TASK ITEM → Find every line containing the word "label" in the records below; report only how many there are.

RECORDS FOR THIS EXERCISE →

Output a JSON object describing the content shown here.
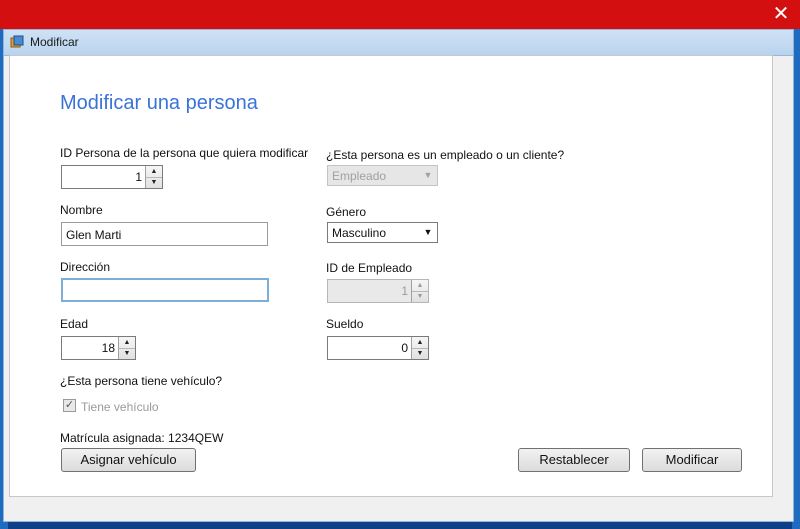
{
  "outer_window": {
    "close_symbol": "✕"
  },
  "dialog": {
    "title": "Modificar",
    "icon": "java-app-icon"
  },
  "form": {
    "heading": "Modificar una persona",
    "id_persona": {
      "label": "ID Persona de la persona que quiera modificar",
      "value": "1"
    },
    "nombre": {
      "label": "Nombre",
      "value": "Glen Marti"
    },
    "direccion": {
      "label": "Dirección",
      "value": ""
    },
    "edad": {
      "label": "Edad",
      "value": "18"
    },
    "vehiculo_question": "¿Esta persona tiene vehículo?",
    "tiene_vehiculo": {
      "label": "Tiene vehículo",
      "checked": true
    },
    "matricula": "Matrícula asignada: 1234QEW",
    "tipo": {
      "label": "¿Esta persona es un empleado o un cliente?",
      "value": "Empleado"
    },
    "genero": {
      "label": "Género",
      "value": "Masculino"
    },
    "id_empleado": {
      "label": "ID de Empleado",
      "value": "1"
    },
    "sueldo": {
      "label": "Sueldo",
      "value": "0"
    }
  },
  "buttons": {
    "asignar": "Asignar vehículo",
    "restablecer": "Restablecer",
    "modificar": "Modificar"
  }
}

TASK ANSWER → 9